Its been a while now, but here it is anyways...
About six or seven weeks ago, I scored a phone interview (technically two) with Google's IT department for a summer internship. Nobody was more surprised then I was that Google actually found my resume somewhat impressive enough to warrent a phone interview, especially considering my less-then-stellar GPA and the enormous number of super-intelligent applicants Google recieves every day. The two interviews were each forty-five minutes long, and the interviewers (both intelligent IT guys, and not technically incompetent manager types) took pretty much all of the alloted time.

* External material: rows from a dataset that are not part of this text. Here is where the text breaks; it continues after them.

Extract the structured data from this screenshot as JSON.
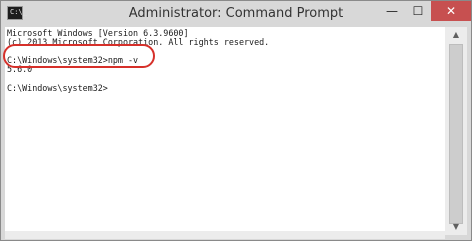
{
  "window": {
    "title": "Administrator: Command Prompt",
    "icon_label": "C:\\_",
    "minimize_glyph": "—",
    "maximize_glyph": "☐",
    "close_glyph": "✕"
  },
  "console": {
    "lines": [
      "Microsoft Windows [Version 6.3.9600]",
      "(c) 2013 Microsoft Corporation. All rights reserved.",
      "",
      "C:\\Windows\\system32>npm -v",
      "5.6.0",
      "",
      "C:\\Windows\\system32>"
    ]
  },
  "scrollbar": {
    "up_glyph": "▲",
    "down_glyph": "▼"
  },
  "colors": {
    "highlight": "#d6302a",
    "close_button": "#c75050"
  }
}
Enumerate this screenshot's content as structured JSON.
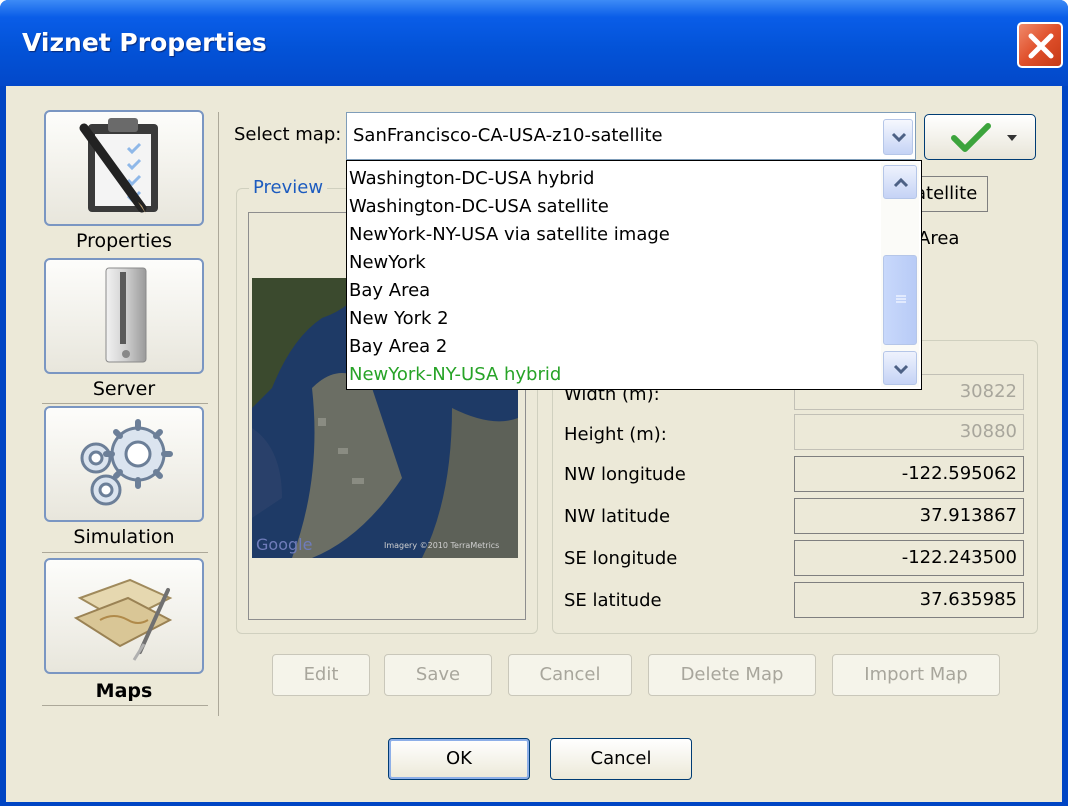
{
  "window": {
    "title": "Viznet Properties"
  },
  "nav": {
    "items": [
      {
        "label": "Properties",
        "icon": "clipboard-pen-icon",
        "selected": false
      },
      {
        "label": "Server",
        "icon": "server-tower-icon",
        "selected": false
      },
      {
        "label": "Simulation",
        "icon": "gears-icon",
        "selected": false
      },
      {
        "label": "Maps",
        "icon": "maps-icon",
        "selected": true
      }
    ]
  },
  "select_map": {
    "label": "Select map:",
    "value": "SanFrancisco-CA-USA-z10-satellite",
    "options": [
      "Washington-DC-USA hybrid",
      "Washington-DC-USA satellite",
      "NewYork-NY-USA via satellite image",
      "NewYork",
      "Bay Area",
      "New York 2",
      "Bay Area 2",
      "NewYork-NY-USA hybrid"
    ],
    "highlighted_option": "NewYork-NY-USA hybrid"
  },
  "preview": {
    "title": "Preview",
    "watermark_left": "Google",
    "watermark_right": "Imagery ©2010 TerraMetrics"
  },
  "partial": {
    "tab_text": "atellite",
    "area_text": "Area"
  },
  "fields": [
    {
      "label": "Width (m):",
      "value": "30822",
      "disabled": true
    },
    {
      "label": "Height (m):",
      "value": "30880",
      "disabled": true
    },
    {
      "label": "NW longitude",
      "value": "-122.595062",
      "disabled": false
    },
    {
      "label": "NW latitude",
      "value": "37.913867",
      "disabled": false
    },
    {
      "label": "SE longitude",
      "value": "-122.243500",
      "disabled": false
    },
    {
      "label": "SE latitude",
      "value": "37.635985",
      "disabled": false
    }
  ],
  "actions": {
    "edit": "Edit",
    "save": "Save",
    "cancel": "Cancel",
    "delete": "Delete Map",
    "import": "Import Map"
  },
  "dialog": {
    "ok": "OK",
    "cancel": "Cancel"
  },
  "colors": {
    "titlebar": "#0353d8",
    "client": "#ece9d8",
    "highlight_option": "#27a327",
    "group_title": "#1c5bbf"
  }
}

These days, almost every CS guy dreams of working for Google and so I've heard a few things about their interviews before, which I would like to mention before I get into my interview. A few years ago when I was an intern at Intel, they had a lady come in to tell all the high school interns about how to be successful in scoring future jobs. She spent a lot of time teaching us how to walk properly, shake hands, sit in a proper manner, dress, and answer generic interview questions. She told us that Google interviewers like to ask broad open ended questions like "how would you sell ice to an eskimo" and "why are manhole covers round," and promptly put us to answering similar questions. A few months later, I went to a Google Tech Talk at my University, where a Google software engineer was asked by someone in the audience if Google did in fact like to ask interview questions like "why are manhole covers round." The Google rep resonded with the following:
"In my time at Google I have interviewed several software engineers and I have never asked a question like that before. Google is not in the business of making manhole covers. If we did make manhole covers, we might ask those kinds of questions."
I think occassionally, a Google interviewer might throw in a brain teaser if they just want to burn some time, but apparently they don't do it too often.
Anyways, going on to my interview... I was interviewing for an IT position, so unlike the software developer positions where they barrage you with an endless stream of algorithim and programming questions (Why is quicksort log(n)? Whats the best sorting algorithim to use in this scenario? What data structure would you use for this? etc.) there was almost no programming invovled in my interview. And since the recruiter and HR person told me pretty much nothing about what I should expect, I went into the interview pretty much cold.